Forget the big match: As Alex Ferguson and Jose Mourinho have proved, sometimes an old-fashioned power struggle is better
“Who’s the Boss?” was a gentle, lightly-cheesed 1980s US sitcom starring Tony Danza* as a lovable, dopy, widower forced to live with a tough, divorced businesswoman. The madcap pair tussled for authority with zany consequences. Football power struggles are equally entertaining but the tears, departures and caustic words are genuine.
Clashes in the board room, training complex or dressing room shouldn’t be a surprise. Particularly at big teams. It is inevitable when bundling driven people together in a small space. Egotism, stubbornness and refusal to compromise run through the best sportspeople (though some hide it well).
Sometimes it is healthy, keeping people motivated and proving they care. Other times there are fatalities. Jose Mourinho lost a war with his most trusted general. The Portuguese made John Terry Chelsea skipper and the two celebrated back to back league titles in 2005 and 2006.

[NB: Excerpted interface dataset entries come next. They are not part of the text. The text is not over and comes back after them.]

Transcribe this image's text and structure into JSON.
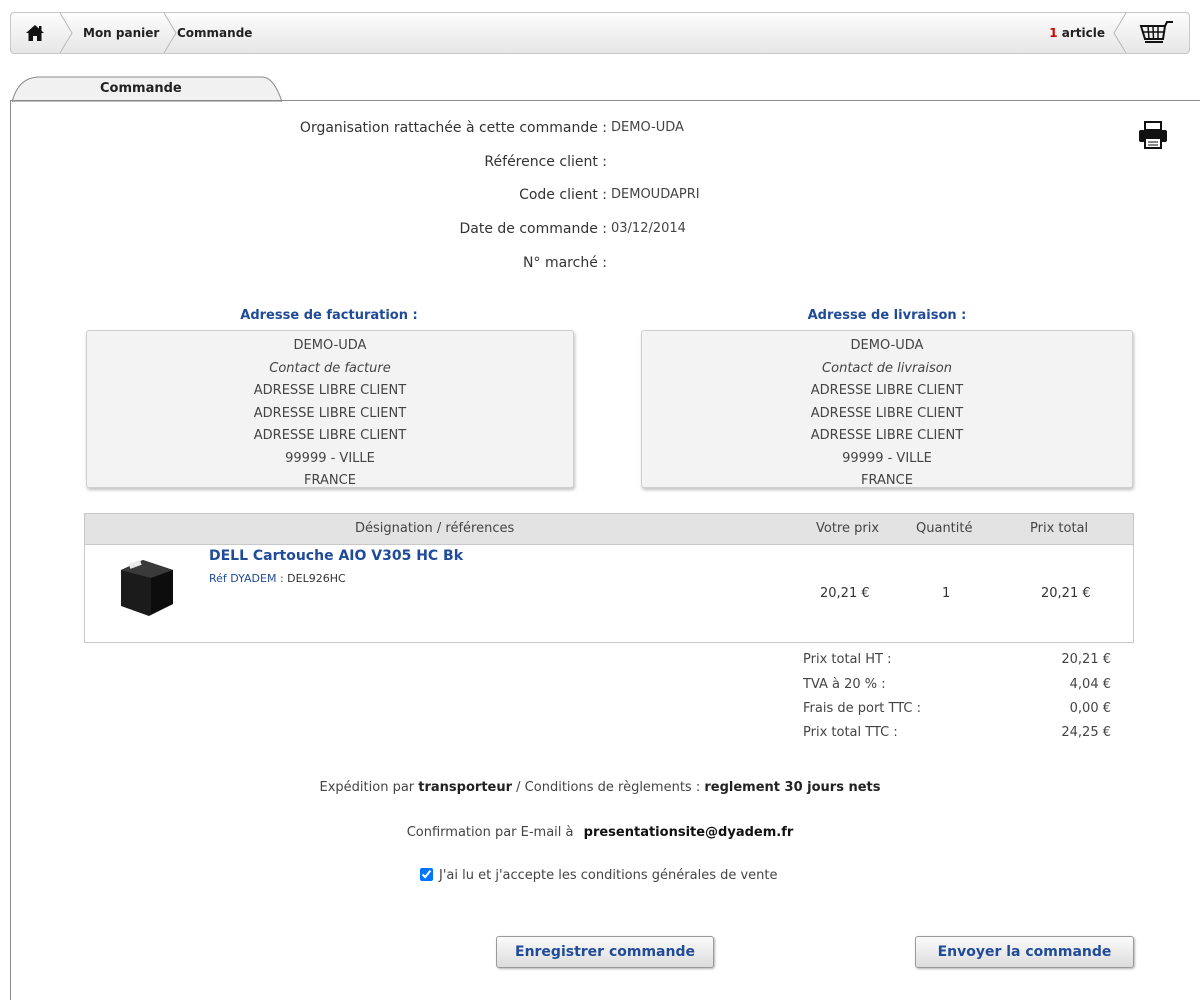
{
  "breadcrumb": {
    "item1": "Mon panier",
    "item2": "Commande"
  },
  "cart": {
    "count": "1",
    "label": "article"
  },
  "tab": {
    "label": "Commande"
  },
  "info": {
    "org_label": "Organisation rattachée à cette commande :",
    "org_value": "DEMO-UDA",
    "ref_label": "Référence client :",
    "ref_value": "",
    "code_label": "Code client :",
    "code_value": "DEMOUDAPRI",
    "date_label": "Date de commande :",
    "date_value": "03/12/2014",
    "marche_label": "N° marché :",
    "marche_value": ""
  },
  "billing": {
    "title": "Adresse de facturation :",
    "lines": [
      "DEMO-UDA",
      "Contact de facture",
      "ADRESSE LIBRE CLIENT",
      "ADRESSE LIBRE CLIENT",
      "ADRESSE LIBRE CLIENT",
      "99999 - VILLE",
      "FRANCE"
    ]
  },
  "shipping": {
    "title": "Adresse de livraison :",
    "lines": [
      "DEMO-UDA",
      "Contact de livraison",
      "ADRESSE LIBRE CLIENT",
      "ADRESSE LIBRE CLIENT",
      "ADRESSE LIBRE CLIENT",
      "99999 - VILLE",
      "FRANCE"
    ]
  },
  "table": {
    "headers": [
      "Désignation / références",
      "Votre prix",
      "Quantité",
      "Prix total"
    ],
    "product": {
      "name": "DELL Cartouche AIO V305 HC Bk",
      "ref_label": "Réf DYADEM :",
      "ref_value": "DEL926HC",
      "price": "20,21 €",
      "qty": "1",
      "total": "20,21 €"
    }
  },
  "totals": [
    {
      "label": "Prix total HT :",
      "value": "20,21 €"
    },
    {
      "label": "TVA à 20 % :",
      "value": "4,04 €"
    },
    {
      "label": "Frais de port TTC :",
      "value": "0,00 €"
    },
    {
      "label": "Prix total TTC :",
      "value": "24,25 €"
    }
  ],
  "shipping_info": {
    "prefix": "Expédition par",
    "carrier": "transporteur",
    "mid": "/ Conditions de règlements :",
    "terms": "reglement 30 jours nets"
  },
  "confirmation": {
    "prefix": "Confirmation par E-mail à",
    "email": "presentationsite@dyadem.fr"
  },
  "cgv": {
    "label": "J'ai lu et j'accepte les conditions générales de vente",
    "checked": true
  },
  "buttons": {
    "save": "Enregistrer commande",
    "send": "Envoyer la commande"
  }
}
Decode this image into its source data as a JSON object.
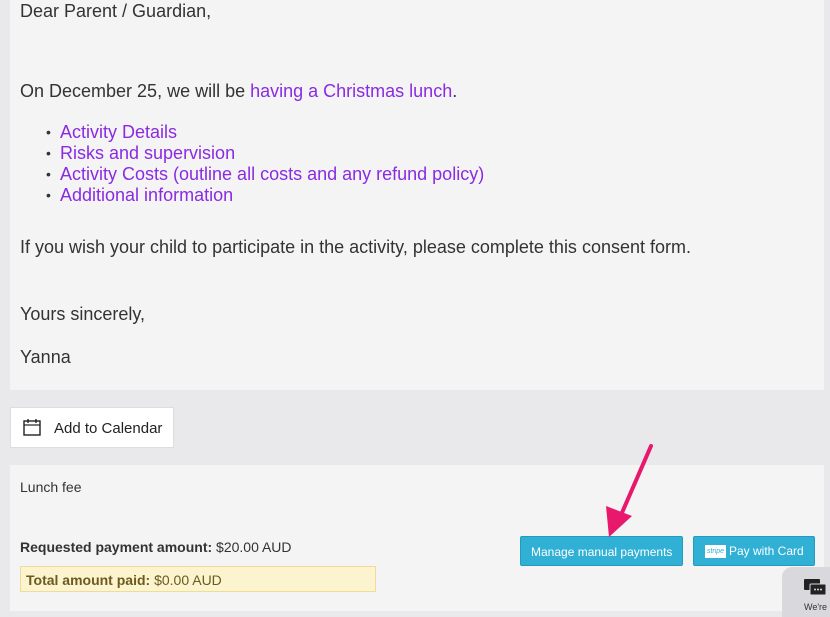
{
  "letter": {
    "greeting": "Dear Parent / Guardian,",
    "intro_prefix": "On December 25, we will be ",
    "intro_link": "having a Christmas lunch",
    "intro_suffix": ".",
    "bullets": [
      "Activity Details",
      "Risks and supervision",
      "Activity Costs (outline all costs and any refund policy)",
      "Additional information"
    ],
    "consent_text": "If you wish your child to participate in the activity, please complete this consent form.",
    "closing": "Yours sincerely,",
    "signature": "Yanna"
  },
  "calendar": {
    "label": "Add to Calendar",
    "icon": "calendar-icon"
  },
  "payment": {
    "fee_name": "Lunch fee",
    "requested_label": "Requested payment amount:",
    "requested_value": "$20.00 AUD",
    "paid_label": "Total amount paid:",
    "paid_value": "$0.00 AUD",
    "manual_button": "Manage manual payments",
    "card_button": "Pay with Card",
    "stripe_badge": "stripe"
  },
  "chat": {
    "partial_text": "We're",
    "icon": "chat-icon"
  },
  "colors": {
    "link_purple": "#8a2be2",
    "button_blue": "#31b0d5",
    "arrow_pink": "#e8186d",
    "paid_highlight": "#fcf3cf"
  }
}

But in autumn 2007, Jose was worried by the centre-back’s form and questioned the captain’s physical durability behind his back. Terry found out and complained about the smooth manager to the club hierarchy. Club owner Roman Abramovich was forced to choose. Weary of Mourinho’s cautious football, the zillionaire with the curious beard sided with Terry. Within 48 hours the former Porto magician was history.
Mourinho’s latest power struggle at Real Madrid is grimly self-destructive. The Special One will never be as popular as saintly captain Iker Casillas or all-action, passionate powerhouse Sergio Ramos. So he has dropped them both this season to flex his muscles. It looks desperate. Is Jose trying to replicate ‘Terrygate’ to secure a pay-off and nap before a new job in summer 2013?
Sir Alex Ferguson loves showing he is boss. The ferocious Scot relished tear-ups with Peter Schmeichel, David Beckham, Roy Keane and Cristiano Ronaldo. The Glaswegian zaps any star threatening his authority. His public battle with United shareholder John Magnier didn’t only scare the horses. Roy Keane felt it damaged the club. “The words Ferguson always used about management were ‘power’ and ‘control’,” said Keane.
When Franco Baresi retired from international football in 1992, Gianluca Vialli became Italy skipper. Coach Arrigo Sacchi wanted to dump the centre-forward because of his changing room influence but couldn’t boot out an Azzurri captain. Then Baresi was coaxed out of retirement and reclaimed the armband. Checkmate Sacchi. Within a month Vialli played his last international, aged only 28.
Conflicts can be ridiculous. Derby County goalkeeper Stephen Bywater didn’t rate Rams manager Nigel Clough. The keeper suggested the squad weren’t keen either via not-very cryptic comments on twitter. “How do you lose the dressing gown?” and “Looked around. The dressing gown is gone,” wrote Bywater in 2011.
In case you are wondering, Bywater was not talking about the comfy post-shower garment but the dressing room. Daft, unsightly, degrading or suicidal, power struggles are frequently more captivating than events on the pitch.
*Tony Danza had limited talent, a blue-collar accent and didn’t take himself seriously. New Yorker Danza resonated with the simple man in the street and had a few hits. The Ray Parlour of US televisionTagged in: Alex Ferguson, chelsea, football, José Mourinho, manchester united
Recent Posts on Football
- Nike kit deal puts England at No 2 in the world (but which country is top?)
- PSG and the French league must be more proactive in dealing with hooliganism
- The ghost at the feast: Luiz Felipe Scolari hopes that dropping Ronaldinho for the Confederations Cup won't come back to haunt Brazil
- Anthony Knockaert and other examples of sporting justice
- The feel good factor in Belo Horizonte may not extend to the Brazil national team
Latest from Independent journalists on Twitter